Join the locals in an Appalachian tradition! Contra Dancing is a form of American folk dance in which the dancers form a set of two parallel lines which run the length of the hall. Each dance consists of a sequence of moves that ends with couples having progressed one position up or down the set. As the sequence is repeated, a couple will eventually dance with every other couple in the set. Contra Dancing was all the rage in 1800.
Where to Go?
Weekly Monday Contra Dance, 8 PM: The Grey Eagle, 185 Clingman Avenue, $6
Weekly Thursday Contra Dance, 7:30 PM: Warren Wilson College Bryson Gym, 701 Warren Wilson Road, Swannanoa, NC, $6, beginners' lesson
More Special Dance Nights throughout the year, including English Country Dances and other folks and social dancing. Go to their Web site for performers and details.
Is Contra Dancing Similar To Square Dancing?
Many of the basic moves in Contra Dancing are similar to those in square dancing (swings, promenades, dos-à-dos, allemandes). A square dance set comprises only four couples whereas the number of couples in a Contra Dance set is limited only by the length of the hall. To join the set, all you need is a partner. If you have danced squares, you will enjoy Contras immediately.

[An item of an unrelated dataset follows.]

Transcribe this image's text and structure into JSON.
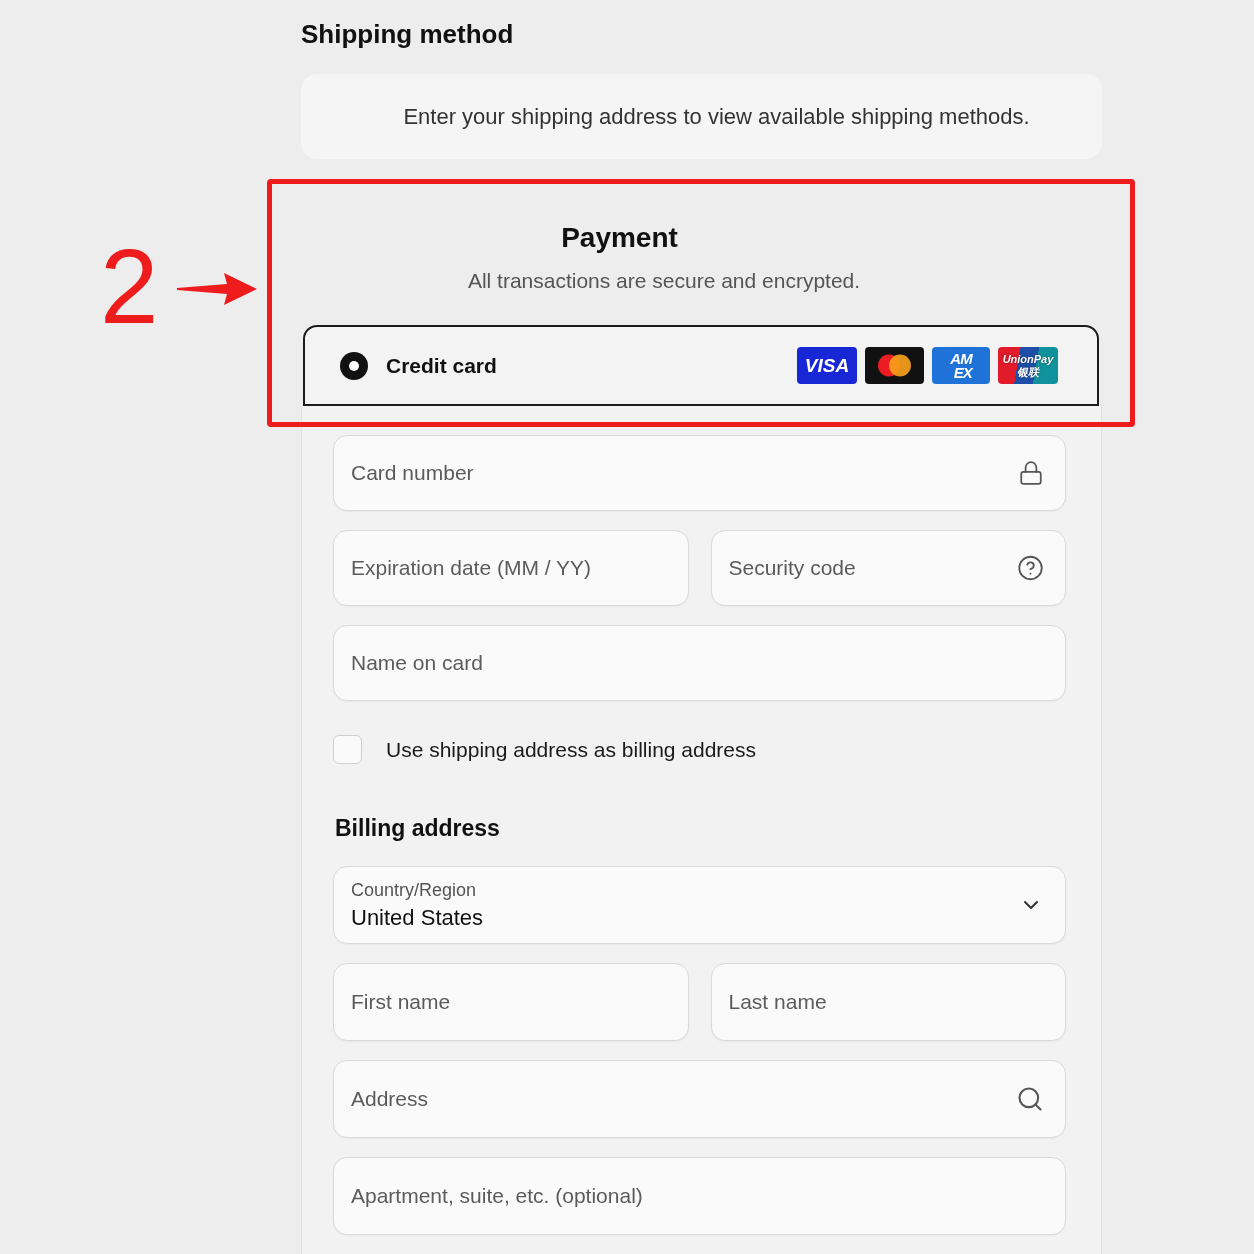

What If I Have Never Danced Before?
In Contra Dancing, your feet are never asked to do more than walk to the music. Each dance is taught by the caller before it is danced. The caller continues to prompt the dancers as needed. Because the pattern of moves of each Contra Dance is repeated often, Contra Dances are easy to learn. Both beginning and experienced dancers happily share the same set.
Why Should I Dance Contras?
Contra Dances have a relaxed, family-like atmosphere where the emphasis is on dancing, a welcome relief to noisy and smoky dance halls. The patterns of the dances are nifty. Contra Dancing is excellent exercise that you can take at your own pace. Above all, Contra Dancers form a community of friendly, active people and they welcome new dancers, be they youngsters or seniors. Most dancers range from 25 to 50 years old.
What If I Don't Have A Partner?
No problem. Many people come to a Contra Dance alone. Dancers are encouraged to dance with many different partners throughout the evening. If there is an excess of one gender, it is customary for women to dance men's parts (and vice versa) to form couples and extend the set.
Do I Need To Wear Special Clothes?
No. Contra Dancers tend to dress informally. Most people dress for comfort and in anticipation of vigorous exercise. Ladies prefer loose, light dresses or skirts; men wear lightweight slacks, jeans, or even shorts. Be sure to wear soft-soled, comfortable shoes.
What Is The Music Like?
For many dancers, the live music is the great attraction. Traditional jigs, reels, and hornpipes from the Scots-Irish tradition on both sides of the Atlantic form the basic repertoire. The fiddle is often the lead instrument.
Do I Have To Join A Club?
No. You may come and go as you please. Admission is charged to pay for the hall, the caller and the musicians. You can dance all night for less than the cost of a movie.
Contra Dance Weekend
Asheville's favorite contra dance weekend, Summer Soiree, is held the third weekend of June each year. Great Bear Trio will fill the stage of the Pavilion at Warren Wilson College with great tunes for dancing. Read more about the Asheville Contra Dance Weekend.
Blue Ridge Contra Dancers
Monthly dance on Sundays at historic Sunnydale in Tryon at 334 South Trade on highway 176 next to the IGA grocery. Beginner lessons start at 3:30 with dance following from 4:00 to 6:30 p.m. The Blue Ridge Rounders featuring Alan Dillman, Amy Buckingham and Bob Buckingham provide live Celtic music. Diane Silver, a popular contra caller from Asheville who works very well with beginner dancers, will be calling. Beginners are welcome and no partner is necessary.
Asheville Swing Dancing
Find out about weekly dances and gatherings for Lindy Hop, Charleston, Solo Jazz, Balboa, and Blues dance. Go to their Web site.
Asheville Round and Square Dance Clubs
Visit one of the many clubs. Go to their Web site.